*** Input records Section Begins ***

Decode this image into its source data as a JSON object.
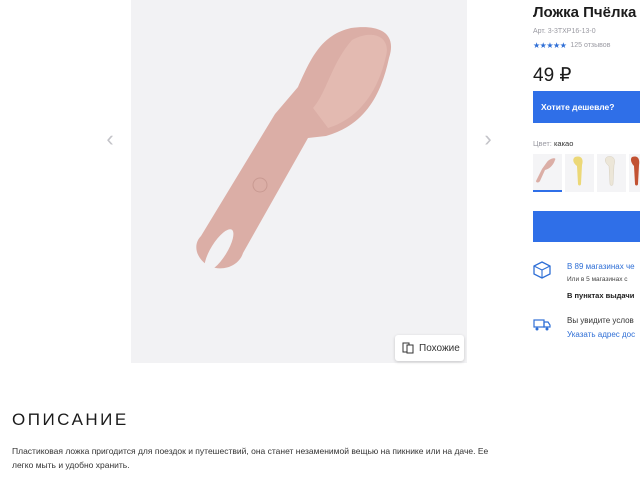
{
  "product": {
    "title": "Ложка Пчёлка",
    "article": "Арт. 3-3ТХР16-13-0",
    "reviews": "125 отзывов",
    "price": "49 ₽",
    "cheaper_button": "Хотите дешевле?",
    "color_label": "Цвет:",
    "color_value": "какао"
  },
  "gallery": {
    "similar_button": "Похожие"
  },
  "availability": {
    "stores_link": "В 89 магазинах че",
    "stores_sub": "Или в 5 магазинах с",
    "pickup": "В пунктах выдачи",
    "delivery_text": "Вы увидите услов",
    "address_link": "Указать адрес дос"
  },
  "description": {
    "heading": "ОПИСАНИЕ",
    "text": "Пластиковая ложка пригодится для поездок и путешествий, она станет незаменимой вещью на пикнике или на даче. Ее легко мыть и удобно хранить."
  },
  "colors": {
    "accent": "#2f6fe8",
    "spoon_cocoa": "#dbaea6",
    "swatch_yellow": "#ecd877",
    "swatch_beige": "#ece6d8",
    "swatch_red": "#c25232"
  }
}
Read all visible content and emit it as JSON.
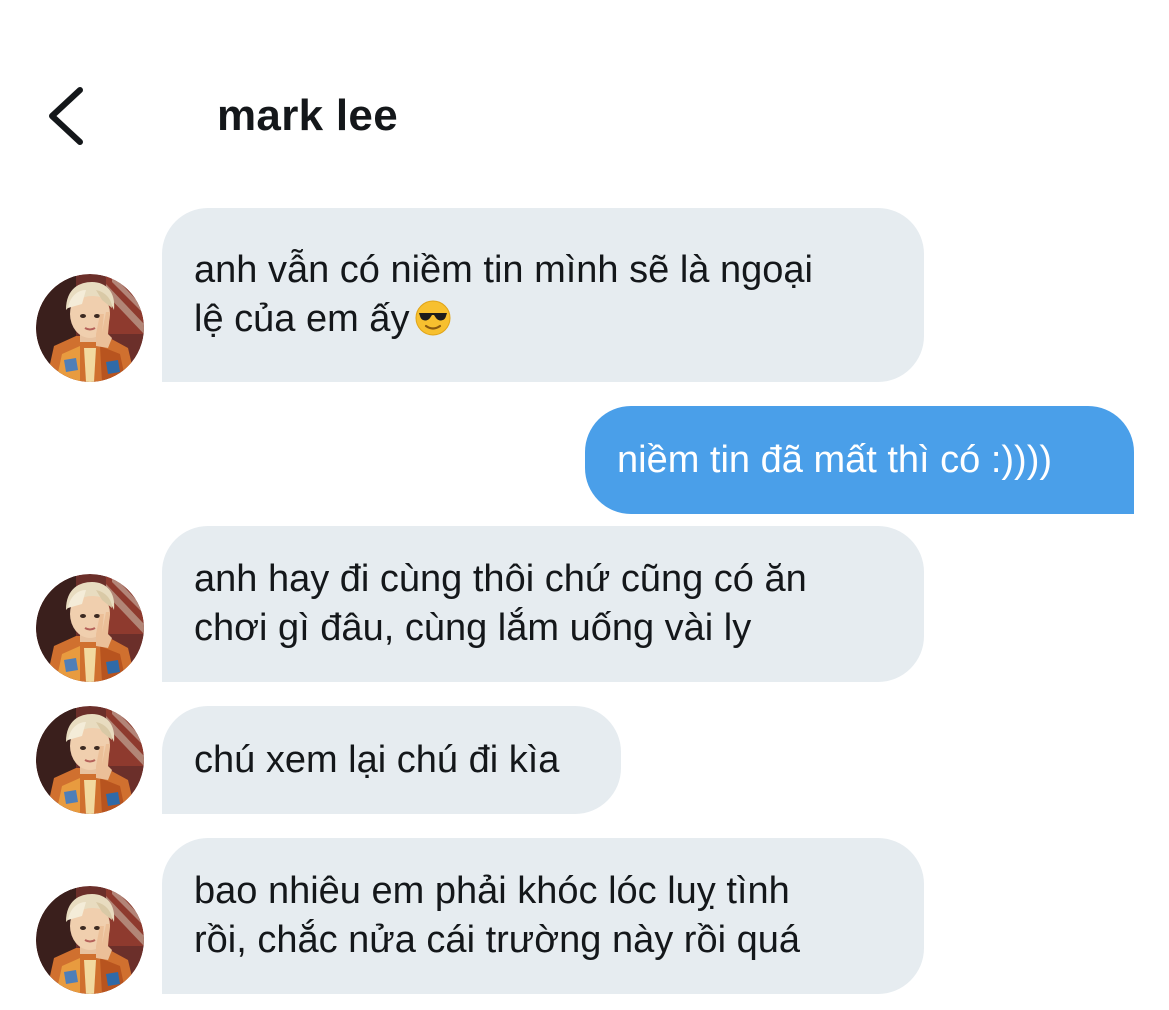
{
  "header": {
    "title": "mark lee",
    "back_icon": "chevron-left-icon"
  },
  "colors": {
    "incoming_bubble": "#e6ecf0",
    "outgoing_bubble": "#4a9fe9",
    "text": "#14171a"
  },
  "messages": [
    {
      "from": "them",
      "lines": [
        "anh vẫn có niềm tin mình sẽ là ngoại",
        "lệ của em ấy"
      ],
      "trailing_icon": "sunglasses-emoji-icon"
    },
    {
      "from": "me",
      "lines": [
        "niềm tin đã mất thì có :))))"
      ]
    },
    {
      "from": "them",
      "lines": [
        "anh hay đi cùng thôi chứ cũng có ăn",
        "chơi gì đâu, cùng lắm uống vài ly"
      ]
    },
    {
      "from": "them",
      "lines": [
        "chú xem lại chú đi kìa"
      ]
    },
    {
      "from": "them",
      "lines": [
        "bao nhiêu em phải khóc lóc luỵ tình",
        "rồi, chắc nửa cái trường này rồi quá"
      ]
    }
  ]
}
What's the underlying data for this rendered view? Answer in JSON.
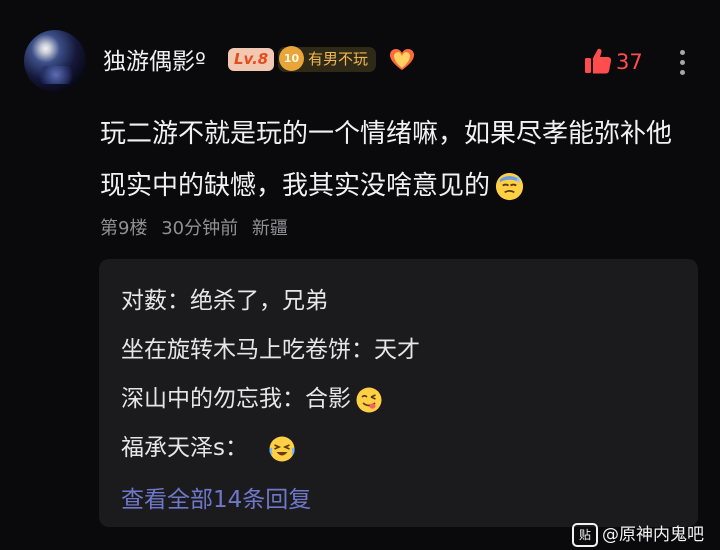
{
  "post": {
    "username": "独游偶影º",
    "level_badge": "Lv.8",
    "fan_badge": {
      "level": "10",
      "label": "有男不玩"
    },
    "likes": "37",
    "text": "玩二游不就是玩的一个情绪嘛，如果尽孝能弥补他现实中的缺憾，我其实没啥意见的",
    "meta": {
      "floor": "第9楼",
      "time": "30分钟前",
      "location": "新疆"
    }
  },
  "replies": [
    {
      "author": "对薮",
      "sep": "：",
      "text": "绝杀了，兄弟",
      "emoji": ""
    },
    {
      "author": "坐在旋转木马上吃卷饼",
      "sep": "：",
      "text": "天才",
      "emoji": ""
    },
    {
      "author": "深山中的勿忘我",
      "sep": "：",
      "text": "合影",
      "emoji": "yum-face-emoji"
    },
    {
      "author": "福承天泽s",
      "sep": "：",
      "text": "",
      "emoji": "laughing-crying-emoji"
    }
  ],
  "view_all": "查看全部14条回复",
  "watermark": {
    "logo": "贴",
    "text": "@原神内鬼吧"
  },
  "colors": {
    "background": "#0a0a0c",
    "like_accent": "#ff4d4d",
    "link": "#6f78c8",
    "level_badge_text": "#e14e20",
    "fan_badge_text": "#f2b84f"
  }
}
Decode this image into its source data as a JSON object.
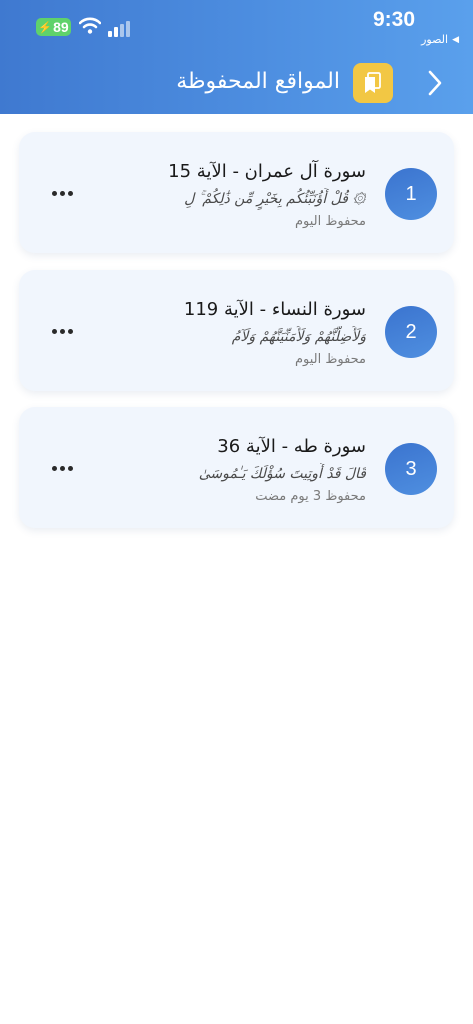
{
  "status_bar": {
    "time": "9:30",
    "back_label": "الصور",
    "battery": "89"
  },
  "header": {
    "title": "المواقع المحفوظة"
  },
  "bookmarks": [
    {
      "number": "1",
      "title": "سورة آل عمران - الآية 15",
      "excerpt": "۞ قُلْ أَؤُنَبِّئُكُم بِخَيْرٍ مِّن ذَٰلِكُمْ ۚ لِ",
      "date": "محفوظ اليوم"
    },
    {
      "number": "2",
      "title": "سورة النساء - الآية 119",
      "excerpt": "وَلَأُضِلَّنَّهُمْ وَلَأُمَنِّيَنَّهُمْ وَلَآمُ",
      "date": "محفوظ اليوم"
    },
    {
      "number": "3",
      "title": "سورة طه - الآية 36",
      "excerpt": "قَالَ قَدْ أُوتِيتَ سُؤْلَكَ يَـٰمُوسَىٰ",
      "date": "محفوظ 3 يوم مضت"
    }
  ],
  "colors": {
    "header_start": "#3f79d0",
    "header_end": "#5aa0ec",
    "title_icon_bg": "#f2c744",
    "card_bg": "#f1f6fd",
    "badge": "#3b74cf"
  }
}
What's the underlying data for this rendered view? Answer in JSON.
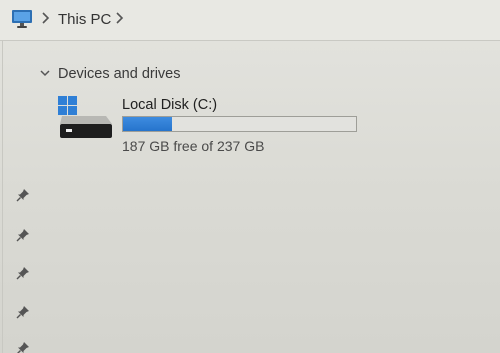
{
  "address_bar": {
    "location_icon": "this-pc-monitor-icon",
    "breadcrumb": [
      "This PC"
    ]
  },
  "sidebar": {
    "pin_icon": "pin-icon",
    "pinned_count": 5
  },
  "main": {
    "group": {
      "title": "Devices and drives",
      "expanded": true
    },
    "drives": [
      {
        "name": "Local Disk (C:)",
        "free_text": "187 GB free of 237 GB",
        "used_fraction": 0.21,
        "icon": "windows-drive-icon"
      }
    ]
  },
  "colors": {
    "accent": "#2674cc",
    "bar_track": "#e2e2de",
    "bar_border": "#9e9e98"
  }
}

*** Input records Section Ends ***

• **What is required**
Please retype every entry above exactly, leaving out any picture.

• **Output of the exercise**
Decode this image into its source data as a JSON object.
{
  "product": {
    "title": "Ложка Пчёлка",
    "article": "Арт. 3-3ТХР16-13-0",
    "reviews": "125 отзывов",
    "price": "49 ₽",
    "cheaper_button": "Хотите дешевле?",
    "color_label": "Цвет:",
    "color_value": "какао"
  },
  "gallery": {
    "similar_button": "Похожие"
  },
  "availability": {
    "stores_link": "В 89 магазинах че",
    "stores_sub": "Или в 5 магазинах с",
    "pickup": "В пунктах выдачи",
    "delivery_text": "Вы увидите услов",
    "address_link": "Указать адрес дос"
  },
  "description": {
    "heading": "ОПИСАНИЕ",
    "text": "Пластиковая ложка пригодится для поездок и путешествий, она станет незаменимой вещью на пикнике или на даче. Ее легко мыть и удобно хранить."
  },
  "colors": {
    "accent": "#2f6fe8",
    "spoon_cocoa": "#dbaea6",
    "swatch_yellow": "#ecd877",
    "swatch_beige": "#ece6d8",
    "swatch_red": "#c25232"
  }
}
Read all visible content and emit it as JSON.
{
  "header": {
    "title": "mark lee",
    "back_icon": "chevron-left-icon"
  },
  "colors": {
    "incoming_bubble": "#e6ecf0",
    "outgoing_bubble": "#4a9fe9",
    "text": "#14171a"
  },
  "messages": [
    {
      "from": "them",
      "lines": [
        "anh vẫn có niềm tin mình sẽ là ngoại",
        "lệ của em ấy"
      ],
      "trailing_icon": "sunglasses-emoji-icon"
    },
    {
      "from": "me",
      "lines": [
        "niềm tin đã mất thì có :))))"
      ]
    },
    {
      "from": "them",
      "lines": [
        "anh hay đi cùng thôi chứ cũng có ăn",
        "chơi gì đâu, cùng lắm uống vài ly"
      ]
    },
    {
      "from": "them",
      "lines": [
        "chú xem lại chú đi kìa"
      ]
    },
    {
      "from": "them",
      "lines": [
        "bao nhiêu em phải khóc lóc luỵ tình",
        "rồi, chắc nửa cái trường này rồi quá"
      ]
    }
  ]
}
What's the underlying data for this rendered view? Answer in JSON.
{
  "post": {
    "username": "独游偶影º",
    "level_badge": "Lv.8",
    "fan_badge": {
      "level": "10",
      "label": "有男不玩"
    },
    "likes": "37",
    "text": "玩二游不就是玩的一个情绪嘛，如果尽孝能弥补他现实中的缺憾，我其实没啥意见的",
    "meta": {
      "floor": "第9楼",
      "time": "30分钟前",
      "location": "新疆"
    }
  },
  "replies": [
    {
      "author": "对薮",
      "sep": "：",
      "text": "绝杀了，兄弟",
      "emoji": ""
    },
    {
      "author": "坐在旋转木马上吃卷饼",
      "sep": "：",
      "text": "天才",
      "emoji": ""
    },
    {
      "author": "深山中的勿忘我",
      "sep": "：",
      "text": "合影",
      "emoji": "yum-face-emoji"
    },
    {
      "author": "福承天泽s",
      "sep": "：",
      "text": "",
      "emoji": "laughing-crying-emoji"
    }
  ],
  "view_all": "查看全部14条回复",
  "watermark": {
    "logo": "贴",
    "text": "@原神内鬼吧"
  },
  "colors": {
    "background": "#0a0a0c",
    "like_accent": "#ff4d4d",
    "link": "#6f78c8",
    "level_badge_text": "#e14e20",
    "fan_badge_text": "#f2b84f"
  }
}
Decode this image into its source data as a JSON object.
{
  "status_bar": {
    "time": "9:30",
    "back_label": "الصور",
    "battery": "89"
  },
  "header": {
    "title": "المواقع المحفوظة"
  },
  "bookmarks": [
    {
      "number": "1",
      "title": "سورة آل عمران - الآية 15",
      "excerpt": "۞ قُلْ أَؤُنَبِّئُكُم بِخَيْرٍ مِّن ذَٰلِكُمْ ۚ لِ",
      "date": "محفوظ اليوم"
    },
    {
      "number": "2",
      "title": "سورة النساء - الآية 119",
      "excerpt": "وَلَأُضِلَّنَّهُمْ وَلَأُمَنِّيَنَّهُمْ وَلَآمُ",
      "date": "محفوظ اليوم"
    },
    {
      "number": "3",
      "title": "سورة طه - الآية 36",
      "excerpt": "قَالَ قَدْ أُوتِيتَ سُؤْلَكَ يَـٰمُوسَىٰ",
      "date": "محفوظ 3 يوم مضت"
    }
  ],
  "colors": {
    "header_start": "#3f79d0",
    "header_end": "#5aa0ec",
    "title_icon_bg": "#f2c744",
    "card_bg": "#f1f6fd",
    "badge": "#3b74cf"
  }
}
What's the underlying data for this rendered view? Answer in JSON.
{
  "address_bar": {
    "location_icon": "this-pc-monitor-icon",
    "breadcrumb": [
      "This PC"
    ]
  },
  "sidebar": {
    "pin_icon": "pin-icon",
    "pinned_count": 5
  },
  "main": {
    "group": {
      "title": "Devices and drives",
      "expanded": true
    },
    "drives": [
      {
        "name": "Local Disk (C:)",
        "free_text": "187 GB free of 237 GB",
        "used_fraction": 0.21,
        "icon": "windows-drive-icon"
      }
    ]
  },
  "colors": {
    "accent": "#2674cc",
    "bar_track": "#e2e2de",
    "bar_border": "#9e9e98"
  }
}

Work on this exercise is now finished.